• WORK ITEM
All the data must be output exactly as given.

[Page and application data records]
>>>

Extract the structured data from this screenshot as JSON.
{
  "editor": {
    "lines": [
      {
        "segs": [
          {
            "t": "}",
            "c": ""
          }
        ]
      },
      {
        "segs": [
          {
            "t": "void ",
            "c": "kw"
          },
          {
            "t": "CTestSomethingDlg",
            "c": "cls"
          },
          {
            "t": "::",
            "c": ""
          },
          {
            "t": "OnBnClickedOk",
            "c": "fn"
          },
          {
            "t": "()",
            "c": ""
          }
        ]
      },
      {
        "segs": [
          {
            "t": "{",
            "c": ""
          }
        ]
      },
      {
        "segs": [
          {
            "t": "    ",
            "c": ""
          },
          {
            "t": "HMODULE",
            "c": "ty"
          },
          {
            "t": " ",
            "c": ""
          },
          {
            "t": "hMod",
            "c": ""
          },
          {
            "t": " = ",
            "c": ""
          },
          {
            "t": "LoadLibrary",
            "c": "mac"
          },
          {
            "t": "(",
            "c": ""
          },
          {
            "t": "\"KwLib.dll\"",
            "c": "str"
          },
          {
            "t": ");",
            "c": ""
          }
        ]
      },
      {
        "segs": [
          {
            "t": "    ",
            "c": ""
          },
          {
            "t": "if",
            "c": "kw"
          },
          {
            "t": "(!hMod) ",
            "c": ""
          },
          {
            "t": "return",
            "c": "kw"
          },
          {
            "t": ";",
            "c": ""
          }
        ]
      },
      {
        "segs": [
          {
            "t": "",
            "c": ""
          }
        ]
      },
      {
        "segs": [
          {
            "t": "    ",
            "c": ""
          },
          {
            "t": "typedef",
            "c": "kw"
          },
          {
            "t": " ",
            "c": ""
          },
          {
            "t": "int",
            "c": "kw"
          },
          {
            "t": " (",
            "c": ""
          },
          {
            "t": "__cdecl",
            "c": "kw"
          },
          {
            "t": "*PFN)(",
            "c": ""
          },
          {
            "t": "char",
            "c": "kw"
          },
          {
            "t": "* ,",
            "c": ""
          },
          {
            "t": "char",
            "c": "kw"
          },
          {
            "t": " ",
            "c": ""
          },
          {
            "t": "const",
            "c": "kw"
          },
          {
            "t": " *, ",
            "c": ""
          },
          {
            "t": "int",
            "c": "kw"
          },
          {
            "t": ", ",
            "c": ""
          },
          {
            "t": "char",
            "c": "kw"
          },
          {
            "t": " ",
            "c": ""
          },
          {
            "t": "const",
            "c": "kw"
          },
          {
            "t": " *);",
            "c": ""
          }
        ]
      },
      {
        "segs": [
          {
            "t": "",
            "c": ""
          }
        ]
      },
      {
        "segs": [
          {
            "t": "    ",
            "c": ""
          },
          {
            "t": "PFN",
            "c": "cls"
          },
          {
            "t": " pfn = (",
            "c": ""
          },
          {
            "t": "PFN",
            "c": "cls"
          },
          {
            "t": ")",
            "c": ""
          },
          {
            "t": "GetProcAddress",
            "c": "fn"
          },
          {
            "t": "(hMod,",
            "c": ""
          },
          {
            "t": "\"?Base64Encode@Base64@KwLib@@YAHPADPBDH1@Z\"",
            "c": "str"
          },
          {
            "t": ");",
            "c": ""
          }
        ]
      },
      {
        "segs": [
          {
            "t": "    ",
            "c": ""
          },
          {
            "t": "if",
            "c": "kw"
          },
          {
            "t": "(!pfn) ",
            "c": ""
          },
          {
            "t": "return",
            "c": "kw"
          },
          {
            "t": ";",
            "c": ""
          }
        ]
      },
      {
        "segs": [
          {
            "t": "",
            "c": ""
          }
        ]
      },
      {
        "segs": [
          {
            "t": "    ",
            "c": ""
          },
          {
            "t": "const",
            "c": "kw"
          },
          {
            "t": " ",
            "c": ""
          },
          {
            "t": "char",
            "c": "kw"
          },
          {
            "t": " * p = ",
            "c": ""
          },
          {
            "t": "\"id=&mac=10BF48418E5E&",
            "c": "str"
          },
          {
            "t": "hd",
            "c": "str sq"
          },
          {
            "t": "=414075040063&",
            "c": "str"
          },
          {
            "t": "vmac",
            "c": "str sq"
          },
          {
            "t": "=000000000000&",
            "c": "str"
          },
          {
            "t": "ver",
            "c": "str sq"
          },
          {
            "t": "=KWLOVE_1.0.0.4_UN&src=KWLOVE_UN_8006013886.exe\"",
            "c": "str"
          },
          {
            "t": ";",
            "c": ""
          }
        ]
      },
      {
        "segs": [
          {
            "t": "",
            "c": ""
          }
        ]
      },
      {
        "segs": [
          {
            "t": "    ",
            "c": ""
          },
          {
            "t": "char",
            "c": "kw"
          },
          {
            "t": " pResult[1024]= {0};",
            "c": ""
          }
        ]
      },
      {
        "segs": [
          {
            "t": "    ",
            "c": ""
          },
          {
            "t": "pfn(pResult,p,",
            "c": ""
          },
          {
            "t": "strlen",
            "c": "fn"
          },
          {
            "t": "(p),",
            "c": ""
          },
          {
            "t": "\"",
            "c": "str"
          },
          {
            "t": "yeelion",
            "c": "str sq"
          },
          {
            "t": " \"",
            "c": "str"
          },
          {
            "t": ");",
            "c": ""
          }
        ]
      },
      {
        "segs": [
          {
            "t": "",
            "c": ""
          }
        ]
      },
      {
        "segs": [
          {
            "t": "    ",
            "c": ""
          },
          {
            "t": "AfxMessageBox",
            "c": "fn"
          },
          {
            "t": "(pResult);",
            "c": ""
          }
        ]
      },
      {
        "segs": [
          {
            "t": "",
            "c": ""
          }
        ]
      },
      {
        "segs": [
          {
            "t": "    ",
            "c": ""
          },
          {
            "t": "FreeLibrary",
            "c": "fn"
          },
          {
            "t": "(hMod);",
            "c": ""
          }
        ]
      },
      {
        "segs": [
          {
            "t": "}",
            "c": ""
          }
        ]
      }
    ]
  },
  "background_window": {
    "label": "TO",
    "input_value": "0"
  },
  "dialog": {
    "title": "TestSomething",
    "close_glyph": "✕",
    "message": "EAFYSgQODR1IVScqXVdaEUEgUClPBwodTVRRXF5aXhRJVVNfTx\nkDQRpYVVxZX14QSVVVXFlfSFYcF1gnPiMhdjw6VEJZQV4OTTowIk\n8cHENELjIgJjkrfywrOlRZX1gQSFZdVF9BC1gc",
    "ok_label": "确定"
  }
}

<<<

• RESULT BELOW
Extract the structured data from this screenshot as JSON.
{
  "editor": {
    "lines": [
      {
        "segs": [
          {
            "t": "}",
            "c": ""
          }
        ]
      },
      {
        "segs": [
          {
            "t": "void ",
            "c": "kw"
          },
          {
            "t": "CTestSomethingDlg",
            "c": "cls"
          },
          {
            "t": "::",
            "c": ""
          },
          {
            "t": "OnBnClickedOk",
            "c": "fn"
          },
          {
            "t": "()",
            "c": ""
          }
        ]
      },
      {
        "segs": [
          {
            "t": "{",
            "c": ""
          }
        ]
      },
      {
        "segs": [
          {
            "t": "    ",
            "c": ""
          },
          {
            "t": "HMODULE",
            "c": "ty"
          },
          {
            "t": " ",
            "c": ""
          },
          {
            "t": "hMod",
            "c": ""
          },
          {
            "t": " = ",
            "c": ""
          },
          {
            "t": "LoadLibrary",
            "c": "mac"
          },
          {
            "t": "(",
            "c": ""
          },
          {
            "t": "\"KwLib.dll\"",
            "c": "str"
          },
          {
            "t": ");",
            "c": ""
          }
        ]
      },
      {
        "segs": [
          {
            "t": "    ",
            "c": ""
          },
          {
            "t": "if",
            "c": "kw"
          },
          {
            "t": "(!hMod) ",
            "c": ""
          },
          {
            "t": "return",
            "c": "kw"
          },
          {
            "t": ";",
            "c": ""
          }
        ]
      },
      {
        "segs": [
          {
            "t": "",
            "c": ""
          }
        ]
      },
      {
        "segs": [
          {
            "t": "    ",
            "c": ""
          },
          {
            "t": "typedef",
            "c": "kw"
          },
          {
            "t": " ",
            "c": ""
          },
          {
            "t": "int",
            "c": "kw"
          },
          {
            "t": " (",
            "c": ""
          },
          {
            "t": "__cdecl",
            "c": "kw"
          },
          {
            "t": "*PFN)(",
            "c": ""
          },
          {
            "t": "char",
            "c": "kw"
          },
          {
            "t": "* ,",
            "c": ""
          },
          {
            "t": "char",
            "c": "kw"
          },
          {
            "t": " ",
            "c": ""
          },
          {
            "t": "const",
            "c": "kw"
          },
          {
            "t": " *, ",
            "c": ""
          },
          {
            "t": "int",
            "c": "kw"
          },
          {
            "t": ", ",
            "c": ""
          },
          {
            "t": "char",
            "c": "kw"
          },
          {
            "t": " ",
            "c": ""
          },
          {
            "t": "const",
            "c": "kw"
          },
          {
            "t": " *);",
            "c": ""
          }
        ]
      },
      {
        "segs": [
          {
            "t": "",
            "c": ""
          }
        ]
      },
      {
        "segs": [
          {
            "t": "    ",
            "c": ""
          },
          {
            "t": "PFN",
            "c": "cls"
          },
          {
            "t": " pfn = (",
            "c": ""
          },
          {
            "t": "PFN",
            "c": "cls"
          },
          {
            "t": ")",
            "c": ""
          },
          {
            "t": "GetProcAddress",
            "c": "fn"
          },
          {
            "t": "(hMod,",
            "c": ""
          },
          {
            "t": "\"?Base64Encode@Base64@KwLib@@YAHPADPBDH1@Z\"",
            "c": "str"
          },
          {
            "t": ");",
            "c": ""
          }
        ]
      },
      {
        "segs": [
          {
            "t": "    ",
            "c": ""
          },
          {
            "t": "if",
            "c": "kw"
          },
          {
            "t": "(!pfn) ",
            "c": ""
          },
          {
            "t": "return",
            "c": "kw"
          },
          {
            "t": ";",
            "c": ""
          }
        ]
      },
      {
        "segs": [
          {
            "t": "",
            "c": ""
          }
        ]
      },
      {
        "segs": [
          {
            "t": "    ",
            "c": ""
          },
          {
            "t": "const",
            "c": "kw"
          },
          {
            "t": " ",
            "c": ""
          },
          {
            "t": "char",
            "c": "kw"
          },
          {
            "t": " * p = ",
            "c": ""
          },
          {
            "t": "\"id=&mac=10BF48418E5E&",
            "c": "str"
          },
          {
            "t": "hd",
            "c": "str sq"
          },
          {
            "t": "=414075040063&",
            "c": "str"
          },
          {
            "t": "vmac",
            "c": "str sq"
          },
          {
            "t": "=000000000000&",
            "c": "str"
          },
          {
            "t": "ver",
            "c": "str sq"
          },
          {
            "t": "=KWLOVE_1.0.0.4_UN&src=KWLOVE_UN_8006013886.exe\"",
            "c": "str"
          },
          {
            "t": ";",
            "c": ""
          }
        ]
      },
      {
        "segs": [
          {
            "t": "",
            "c": ""
          }
        ]
      },
      {
        "segs": [
          {
            "t": "    ",
            "c": ""
          },
          {
            "t": "char",
            "c": "kw"
          },
          {
            "t": " pResult[1024]= {0};",
            "c": ""
          }
        ]
      },
      {
        "segs": [
          {
            "t": "    ",
            "c": ""
          },
          {
            "t": "pfn(pResult,p,",
            "c": ""
          },
          {
            "t": "strlen",
            "c": "fn"
          },
          {
            "t": "(p),",
            "c": ""
          },
          {
            "t": "\"",
            "c": "str"
          },
          {
            "t": "yeelion",
            "c": "str sq"
          },
          {
            "t": " \"",
            "c": "str"
          },
          {
            "t": ");",
            "c": ""
          }
        ]
      },
      {
        "segs": [
          {
            "t": "",
            "c": ""
          }
        ]
      },
      {
        "segs": [
          {
            "t": "    ",
            "c": ""
          },
          {
            "t": "AfxMessageBox",
            "c": "fn"
          },
          {
            "t": "(pResult);",
            "c": ""
          }
        ]
      },
      {
        "segs": [
          {
            "t": "",
            "c": ""
          }
        ]
      },
      {
        "segs": [
          {
            "t": "    ",
            "c": ""
          },
          {
            "t": "FreeLibrary",
            "c": "fn"
          },
          {
            "t": "(hMod);",
            "c": ""
          }
        ]
      },
      {
        "segs": [
          {
            "t": "}",
            "c": ""
          }
        ]
      }
    ]
  },
  "background_window": {
    "label": "TO",
    "input_value": "0"
  },
  "dialog": {
    "title": "TestSomething",
    "close_glyph": "✕",
    "message": "EAFYSgQODR1IVScqXVdaEUEgUClPBwodTVRRXF5aXhRJVVNfTx\nkDQRpYVVxZX14QSVVVXFlfSFYcF1gnPiMhdjw6VEJZQV4OTTowIk\n8cHENELjIgJjkrfywrOlRZX1gQSFZdVF9BC1gc",
    "ok_label": "确定"
  }
}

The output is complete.